_WORK TO BE COMPLETED_
Copy out every line of the records in which "meta" can be found.

Stored entries:
* * * *

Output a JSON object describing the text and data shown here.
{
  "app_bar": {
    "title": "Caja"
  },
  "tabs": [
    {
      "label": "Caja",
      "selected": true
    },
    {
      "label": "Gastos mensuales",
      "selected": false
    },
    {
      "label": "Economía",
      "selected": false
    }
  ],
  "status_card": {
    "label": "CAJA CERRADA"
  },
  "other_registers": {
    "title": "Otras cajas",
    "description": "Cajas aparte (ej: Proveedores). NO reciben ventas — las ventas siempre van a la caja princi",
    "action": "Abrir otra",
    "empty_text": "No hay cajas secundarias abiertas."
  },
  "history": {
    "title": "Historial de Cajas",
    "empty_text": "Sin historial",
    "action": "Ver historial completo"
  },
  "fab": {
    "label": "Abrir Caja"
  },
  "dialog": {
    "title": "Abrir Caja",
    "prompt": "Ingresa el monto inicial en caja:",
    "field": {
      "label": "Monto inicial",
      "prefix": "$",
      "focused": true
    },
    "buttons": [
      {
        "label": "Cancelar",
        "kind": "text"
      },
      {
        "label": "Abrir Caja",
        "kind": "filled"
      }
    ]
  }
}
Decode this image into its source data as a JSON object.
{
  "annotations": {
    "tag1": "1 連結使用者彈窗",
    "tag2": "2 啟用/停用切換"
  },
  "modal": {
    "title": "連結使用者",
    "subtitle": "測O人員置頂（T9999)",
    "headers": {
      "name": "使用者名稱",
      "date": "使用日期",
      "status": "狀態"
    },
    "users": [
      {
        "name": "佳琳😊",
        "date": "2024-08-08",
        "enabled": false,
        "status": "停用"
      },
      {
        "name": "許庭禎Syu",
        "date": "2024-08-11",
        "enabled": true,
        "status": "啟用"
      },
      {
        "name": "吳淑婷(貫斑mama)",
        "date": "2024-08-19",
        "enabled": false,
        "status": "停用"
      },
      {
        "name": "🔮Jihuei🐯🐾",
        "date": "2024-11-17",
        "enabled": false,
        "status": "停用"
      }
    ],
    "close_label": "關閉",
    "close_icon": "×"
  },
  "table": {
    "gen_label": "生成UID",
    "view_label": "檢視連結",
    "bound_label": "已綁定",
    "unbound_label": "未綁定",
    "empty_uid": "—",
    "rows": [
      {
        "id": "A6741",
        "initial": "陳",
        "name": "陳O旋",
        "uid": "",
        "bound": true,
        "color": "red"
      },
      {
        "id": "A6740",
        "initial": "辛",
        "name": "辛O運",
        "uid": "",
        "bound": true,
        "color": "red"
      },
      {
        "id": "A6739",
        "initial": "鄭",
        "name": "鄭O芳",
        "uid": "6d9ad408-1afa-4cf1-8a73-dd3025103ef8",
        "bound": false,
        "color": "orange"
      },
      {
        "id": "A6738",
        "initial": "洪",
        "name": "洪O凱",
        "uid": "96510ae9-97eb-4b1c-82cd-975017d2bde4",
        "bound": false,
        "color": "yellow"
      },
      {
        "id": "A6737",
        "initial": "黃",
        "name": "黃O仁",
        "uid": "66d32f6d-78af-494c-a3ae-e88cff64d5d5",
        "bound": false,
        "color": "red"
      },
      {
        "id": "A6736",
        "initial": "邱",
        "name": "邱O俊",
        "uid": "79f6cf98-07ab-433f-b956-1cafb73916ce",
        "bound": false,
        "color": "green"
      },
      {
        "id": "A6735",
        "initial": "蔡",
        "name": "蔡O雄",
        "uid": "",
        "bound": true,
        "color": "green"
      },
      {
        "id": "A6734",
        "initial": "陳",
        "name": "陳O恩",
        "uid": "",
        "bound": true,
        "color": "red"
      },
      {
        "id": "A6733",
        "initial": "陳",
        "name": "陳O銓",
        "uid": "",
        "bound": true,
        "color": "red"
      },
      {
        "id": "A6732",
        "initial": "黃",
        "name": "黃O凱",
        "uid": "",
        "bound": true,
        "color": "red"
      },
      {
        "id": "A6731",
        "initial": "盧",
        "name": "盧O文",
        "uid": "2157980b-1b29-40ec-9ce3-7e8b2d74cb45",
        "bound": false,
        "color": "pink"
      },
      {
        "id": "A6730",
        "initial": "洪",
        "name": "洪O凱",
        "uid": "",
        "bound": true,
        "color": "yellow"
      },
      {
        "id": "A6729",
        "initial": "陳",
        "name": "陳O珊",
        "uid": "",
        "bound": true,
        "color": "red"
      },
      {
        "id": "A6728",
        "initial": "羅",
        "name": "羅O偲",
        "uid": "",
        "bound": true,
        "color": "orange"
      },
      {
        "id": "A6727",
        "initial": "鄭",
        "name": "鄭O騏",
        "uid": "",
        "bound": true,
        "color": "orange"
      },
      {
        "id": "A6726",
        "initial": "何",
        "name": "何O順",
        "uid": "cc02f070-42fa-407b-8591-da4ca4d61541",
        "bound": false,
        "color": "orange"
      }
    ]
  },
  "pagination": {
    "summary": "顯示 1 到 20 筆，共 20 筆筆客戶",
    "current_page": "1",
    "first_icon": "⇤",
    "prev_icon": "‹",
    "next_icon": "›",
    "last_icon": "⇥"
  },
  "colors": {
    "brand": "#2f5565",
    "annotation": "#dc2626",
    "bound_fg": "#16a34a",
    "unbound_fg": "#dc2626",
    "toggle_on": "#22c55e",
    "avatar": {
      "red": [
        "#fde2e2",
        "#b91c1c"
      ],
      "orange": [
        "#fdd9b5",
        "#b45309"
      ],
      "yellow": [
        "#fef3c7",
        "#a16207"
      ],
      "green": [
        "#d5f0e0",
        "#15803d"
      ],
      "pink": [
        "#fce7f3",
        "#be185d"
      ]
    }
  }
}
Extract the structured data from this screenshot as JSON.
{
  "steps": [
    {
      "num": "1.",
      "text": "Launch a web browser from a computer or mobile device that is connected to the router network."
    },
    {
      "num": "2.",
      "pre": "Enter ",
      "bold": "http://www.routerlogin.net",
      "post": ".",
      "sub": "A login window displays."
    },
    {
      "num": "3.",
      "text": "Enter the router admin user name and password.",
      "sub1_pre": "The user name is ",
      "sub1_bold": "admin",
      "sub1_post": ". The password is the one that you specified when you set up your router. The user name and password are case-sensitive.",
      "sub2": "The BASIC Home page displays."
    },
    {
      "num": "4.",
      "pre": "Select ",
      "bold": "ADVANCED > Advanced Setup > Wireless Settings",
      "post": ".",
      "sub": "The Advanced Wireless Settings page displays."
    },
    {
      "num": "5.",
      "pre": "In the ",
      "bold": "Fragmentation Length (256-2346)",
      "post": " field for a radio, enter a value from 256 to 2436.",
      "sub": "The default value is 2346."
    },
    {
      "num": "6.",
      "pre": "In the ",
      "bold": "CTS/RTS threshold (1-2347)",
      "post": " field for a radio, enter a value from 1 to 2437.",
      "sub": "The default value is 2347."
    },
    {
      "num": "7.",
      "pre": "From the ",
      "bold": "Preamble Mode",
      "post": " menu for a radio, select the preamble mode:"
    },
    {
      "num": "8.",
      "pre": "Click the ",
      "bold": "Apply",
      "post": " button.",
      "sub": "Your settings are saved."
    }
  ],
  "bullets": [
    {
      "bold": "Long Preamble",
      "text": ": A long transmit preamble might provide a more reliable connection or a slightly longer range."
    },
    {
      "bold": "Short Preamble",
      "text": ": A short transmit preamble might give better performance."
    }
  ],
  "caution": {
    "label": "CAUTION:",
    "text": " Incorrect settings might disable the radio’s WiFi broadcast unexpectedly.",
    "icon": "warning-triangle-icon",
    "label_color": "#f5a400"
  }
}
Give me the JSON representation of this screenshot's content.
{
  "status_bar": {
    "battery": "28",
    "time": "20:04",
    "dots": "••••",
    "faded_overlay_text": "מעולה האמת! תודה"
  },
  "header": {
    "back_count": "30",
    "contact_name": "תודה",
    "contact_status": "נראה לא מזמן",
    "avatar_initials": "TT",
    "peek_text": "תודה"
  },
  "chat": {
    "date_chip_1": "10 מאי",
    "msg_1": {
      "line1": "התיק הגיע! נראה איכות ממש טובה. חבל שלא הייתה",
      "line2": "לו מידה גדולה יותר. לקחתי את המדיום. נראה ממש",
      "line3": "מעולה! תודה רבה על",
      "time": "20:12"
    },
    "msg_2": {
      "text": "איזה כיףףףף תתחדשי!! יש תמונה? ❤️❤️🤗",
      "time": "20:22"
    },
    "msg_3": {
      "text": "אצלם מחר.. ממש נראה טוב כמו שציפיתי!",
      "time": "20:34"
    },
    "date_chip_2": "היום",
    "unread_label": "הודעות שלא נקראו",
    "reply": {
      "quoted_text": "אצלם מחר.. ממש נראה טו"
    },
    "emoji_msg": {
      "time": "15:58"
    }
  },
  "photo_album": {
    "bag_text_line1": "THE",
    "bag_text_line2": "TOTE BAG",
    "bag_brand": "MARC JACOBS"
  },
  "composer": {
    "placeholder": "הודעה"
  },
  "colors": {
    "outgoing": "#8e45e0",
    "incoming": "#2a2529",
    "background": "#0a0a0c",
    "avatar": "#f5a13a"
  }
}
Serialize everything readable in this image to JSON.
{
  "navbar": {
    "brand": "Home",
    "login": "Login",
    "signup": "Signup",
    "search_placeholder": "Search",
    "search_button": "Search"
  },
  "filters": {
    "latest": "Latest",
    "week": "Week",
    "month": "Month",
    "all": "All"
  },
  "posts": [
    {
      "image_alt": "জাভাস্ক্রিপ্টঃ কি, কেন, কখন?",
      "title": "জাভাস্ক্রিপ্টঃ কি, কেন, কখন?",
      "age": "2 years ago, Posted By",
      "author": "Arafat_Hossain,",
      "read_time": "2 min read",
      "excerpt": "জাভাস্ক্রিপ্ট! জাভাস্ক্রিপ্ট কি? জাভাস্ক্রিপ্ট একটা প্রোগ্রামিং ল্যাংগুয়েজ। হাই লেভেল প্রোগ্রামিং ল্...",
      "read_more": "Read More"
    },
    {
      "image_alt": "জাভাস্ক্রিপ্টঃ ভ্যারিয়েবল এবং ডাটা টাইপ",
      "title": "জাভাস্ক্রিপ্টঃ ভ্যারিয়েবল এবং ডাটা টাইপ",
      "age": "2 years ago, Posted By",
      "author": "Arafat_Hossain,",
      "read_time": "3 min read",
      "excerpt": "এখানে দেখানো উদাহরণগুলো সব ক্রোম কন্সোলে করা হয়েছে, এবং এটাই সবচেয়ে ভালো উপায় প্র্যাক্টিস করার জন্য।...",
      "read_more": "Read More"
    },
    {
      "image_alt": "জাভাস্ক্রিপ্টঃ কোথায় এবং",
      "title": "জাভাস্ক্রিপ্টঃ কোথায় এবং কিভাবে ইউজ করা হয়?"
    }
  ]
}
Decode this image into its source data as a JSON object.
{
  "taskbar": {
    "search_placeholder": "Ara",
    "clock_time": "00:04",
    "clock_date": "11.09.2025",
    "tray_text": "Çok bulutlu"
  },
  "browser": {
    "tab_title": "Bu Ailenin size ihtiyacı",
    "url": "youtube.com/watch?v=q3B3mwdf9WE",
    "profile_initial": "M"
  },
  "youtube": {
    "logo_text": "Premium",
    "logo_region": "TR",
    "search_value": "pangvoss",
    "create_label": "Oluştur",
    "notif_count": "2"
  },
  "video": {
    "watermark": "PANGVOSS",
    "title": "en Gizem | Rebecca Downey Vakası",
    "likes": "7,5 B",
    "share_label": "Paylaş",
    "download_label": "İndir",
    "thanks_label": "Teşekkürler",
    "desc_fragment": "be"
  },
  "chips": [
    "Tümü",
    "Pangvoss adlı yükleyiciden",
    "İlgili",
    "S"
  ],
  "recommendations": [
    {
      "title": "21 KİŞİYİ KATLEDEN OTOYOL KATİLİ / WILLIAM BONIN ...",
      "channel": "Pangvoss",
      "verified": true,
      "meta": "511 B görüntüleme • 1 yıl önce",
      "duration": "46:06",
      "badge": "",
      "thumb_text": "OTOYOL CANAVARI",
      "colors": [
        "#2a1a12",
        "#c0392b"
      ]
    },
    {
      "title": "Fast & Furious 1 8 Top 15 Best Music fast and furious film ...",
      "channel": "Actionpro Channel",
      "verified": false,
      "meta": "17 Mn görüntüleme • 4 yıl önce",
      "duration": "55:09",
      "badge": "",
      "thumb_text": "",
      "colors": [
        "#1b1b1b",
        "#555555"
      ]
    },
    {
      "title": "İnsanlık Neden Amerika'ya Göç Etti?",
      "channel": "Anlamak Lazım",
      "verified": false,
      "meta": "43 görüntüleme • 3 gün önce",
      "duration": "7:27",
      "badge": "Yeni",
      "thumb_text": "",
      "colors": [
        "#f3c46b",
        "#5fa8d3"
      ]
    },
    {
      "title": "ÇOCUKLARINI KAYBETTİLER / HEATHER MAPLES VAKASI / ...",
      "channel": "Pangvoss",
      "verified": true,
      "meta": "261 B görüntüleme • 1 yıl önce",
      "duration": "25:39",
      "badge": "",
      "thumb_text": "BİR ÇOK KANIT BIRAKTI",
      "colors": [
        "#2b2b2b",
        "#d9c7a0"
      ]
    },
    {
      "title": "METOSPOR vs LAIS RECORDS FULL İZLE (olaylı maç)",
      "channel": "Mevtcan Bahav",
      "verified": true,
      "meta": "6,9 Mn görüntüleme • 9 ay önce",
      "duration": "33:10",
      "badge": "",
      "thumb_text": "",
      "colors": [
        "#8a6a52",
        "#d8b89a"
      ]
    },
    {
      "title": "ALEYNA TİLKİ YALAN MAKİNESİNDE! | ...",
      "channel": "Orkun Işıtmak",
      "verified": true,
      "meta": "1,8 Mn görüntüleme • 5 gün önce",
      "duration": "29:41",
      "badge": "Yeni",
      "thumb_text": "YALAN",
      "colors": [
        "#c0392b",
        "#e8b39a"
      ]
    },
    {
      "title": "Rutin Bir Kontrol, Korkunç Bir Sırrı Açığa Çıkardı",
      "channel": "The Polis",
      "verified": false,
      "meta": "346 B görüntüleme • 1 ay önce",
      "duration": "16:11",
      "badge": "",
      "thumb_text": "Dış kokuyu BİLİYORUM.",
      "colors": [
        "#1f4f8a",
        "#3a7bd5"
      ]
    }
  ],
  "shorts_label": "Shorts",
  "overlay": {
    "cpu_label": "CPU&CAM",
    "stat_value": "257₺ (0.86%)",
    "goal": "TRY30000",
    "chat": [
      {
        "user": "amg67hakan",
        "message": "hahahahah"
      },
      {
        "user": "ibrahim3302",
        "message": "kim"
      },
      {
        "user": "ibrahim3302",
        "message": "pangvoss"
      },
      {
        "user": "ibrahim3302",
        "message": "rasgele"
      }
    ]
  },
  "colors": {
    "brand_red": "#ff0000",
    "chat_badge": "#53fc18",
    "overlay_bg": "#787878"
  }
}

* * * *

_TASK OUTPUT_
      "meta": "511 B görüntüleme • 1 yıl önce",
      "meta": "17 Mn görüntüleme • 4 yıl önce",
      "meta": "43 görüntüleme • 3 gün önce",
      "meta": "261 B görüntüleme • 1 yıl önce",
      "meta": "6,9 Mn görüntüleme • 9 ay önce",
      "meta": "1,8 Mn görüntüleme • 5 gün önce",
      "meta": "346 B görüntüleme • 1 ay önce",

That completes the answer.